In just 14 days from now, the sun will start its return. Christmas trees are being lit and Black Friday started the drive towards higher spending. Lighter times are ahead.
Lighter days, darker years
However, future growth still looks bleak. Southern Europe is fighting debt-to-GDP ratios of double the EU limit of 60 percent. Denmark is AAA with its ratio at around 50, but the demand in our most important markets is still modest, so any growth in the coming years is not to be expected, although we won’t be crippled by inflation like others.
The challenges are too real, yet most European countries are choosing to cry out loud about refugees and immigration when they really should be concerned about their labor force capacity.
For every four workers
As things stand, for every four people in work today, there’s one who needs their help, but this will change to two to one by 2050 if nothing is done. More than half of the 2050 workforce for 2050 has already been born, so even rabbit-like reproduction is not going to be enough.
Today 130,000 expats are working in Denmark. Some 25 percent commute from Sweden and Germany, but the rest are here for good – hopefully.
To maintain the present ratio of four to one, we need to mobilise the present workforce to work more, smarter or longer and be more flexible, but it is clear that we also need between 200 and 300 thousand immigrants. So do most other European
The winner in this race will be the country that targets the unemployed of countries with high youth unemployment and high skill levels. If they have to be integrated, they should come as soon as possible, as we know that the desirable assimilation takes a long time and will probably only be a reality when the first wave has settled and reproduced bright, intelligent and internationally-minded Danes.

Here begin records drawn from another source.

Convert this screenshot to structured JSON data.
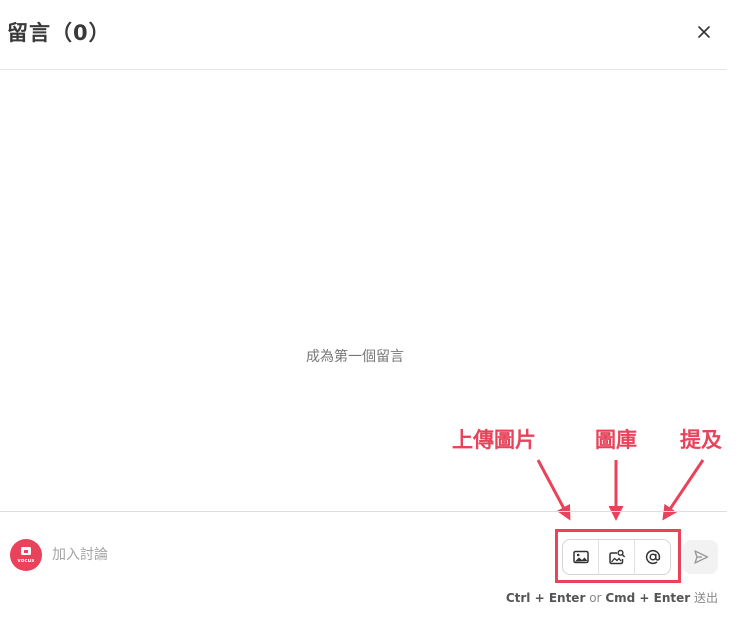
{
  "header": {
    "title": "留言（0）"
  },
  "empty_state": {
    "message": "成為第一個留言"
  },
  "annotations": {
    "upload": "上傳圖片",
    "gallery": "圖庫",
    "mention": "提及"
  },
  "composer": {
    "placeholder": "加入討論",
    "avatar_text": "vocus"
  },
  "shortcut_hint": {
    "key1": "Ctrl + Enter",
    "or": "or",
    "key2": "Cmd + Enter",
    "action": "送出"
  },
  "colors": {
    "annotation": "#e8435a",
    "avatar_bg": "#e8435a"
  },
  "icons": {
    "close": "close-icon",
    "upload": "image-icon",
    "gallery": "image-search-icon",
    "mention": "at-sign-icon",
    "send": "send-icon"
  }
}
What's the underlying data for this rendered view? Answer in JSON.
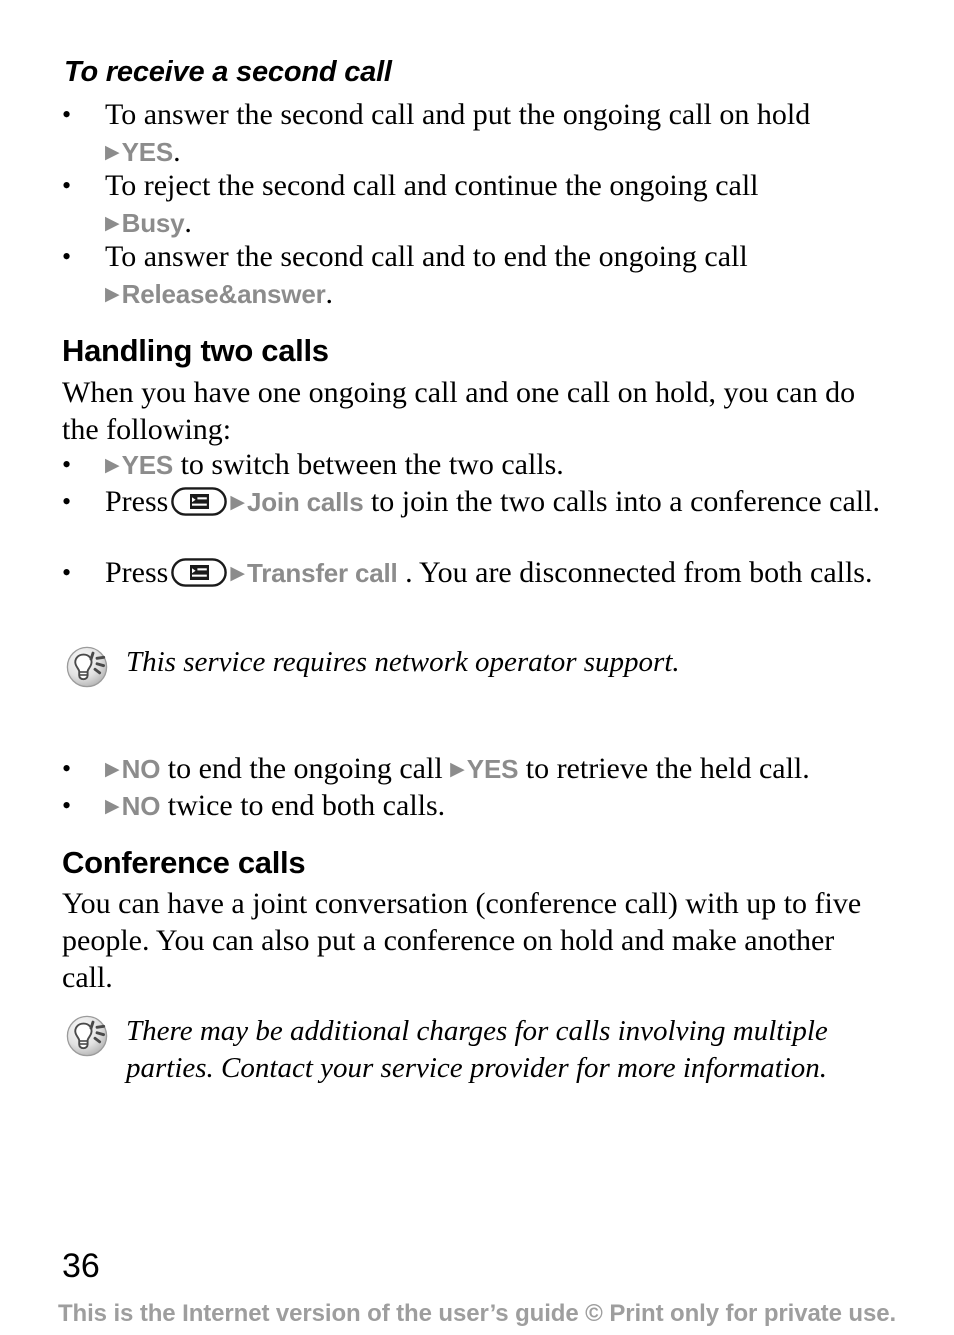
{
  "page": {
    "number": "36",
    "footer_note": "This is the Internet version of the user’s guide © Print only for private use."
  },
  "sections": [
    {
      "heading": "To receive a second call",
      "heading_style": "bold-italic",
      "bullets": [
        {
          "text_before": "To answer the second call and put the ongoing call on hold",
          "command": "YES",
          "text_after": "."
        },
        {
          "text_before": "To reject the second call and continue the ongoing call",
          "command": "Busy",
          "text_after": "."
        },
        {
          "text_before": "To answer the second call and to end the ongoing call",
          "command": "Release&answer",
          "text_after": "."
        }
      ]
    },
    {
      "heading": "Handling two calls",
      "heading_style": "bold",
      "intro": "When you have one ongoing call and one call on hold, you can do the following:",
      "bullets": [
        {
          "lead_arrow": true,
          "command": "YES",
          "text_after": " to switch between the two calls."
        },
        {
          "press_label": "Press",
          "icon": "menu-key-icon",
          "command": "Join calls",
          "text_after": " to join the two calls into a conference call."
        },
        {
          "press_label": "Press",
          "icon": "menu-key-icon",
          "command": "Transfer call",
          "text_after": " . You are disconnected from both calls."
        }
      ],
      "note": {
        "icon": "lightbulb-tip-icon",
        "text": "This service requires network operator support."
      },
      "bullets_after_note": [
        {
          "lead_arrow": true,
          "command": "NO",
          "text_middle": " to end the ongoing call ",
          "command2": "YES",
          "text_after": " to retrieve the held call."
        },
        {
          "lead_arrow": true,
          "command": "NO",
          "text_after": " twice to end both calls."
        }
      ]
    },
    {
      "heading": "Conference calls",
      "heading_style": "bold",
      "intro": "You can have a joint conversation (conference call) with up to five people. You can also put a conference on hold and make another call.",
      "note": {
        "icon": "lightbulb-tip-icon",
        "text": "There may be additional charges for calls involving multiple parties. Contact your service provider for more information."
      }
    }
  ],
  "glyphs": {
    "bullet": "•",
    "arrow": "▶"
  },
  "colors": {
    "command_grey": "#8c8c8c",
    "footer_grey": "#9e9e9e",
    "body_black": "#000000"
  }
}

As we increasingly accept climate change as something we have to deal with internationally, we hope responsible politicians will also realise the equally important task regarding the labour force. Preparing the nation for an influx of talent and cultural pluralism so that we can get the best – and keep them. Not then – but now.
Dansk Arbejdsgiverforening has calculated that the eastern European workers in Denmark are contributing a net 15,000 kroner per person to the public finances per year and native Danes cost an average 5,000. So it’s good business too, and that at the end of the day will be the convincing argument for a nation of traders. We hope! (ES)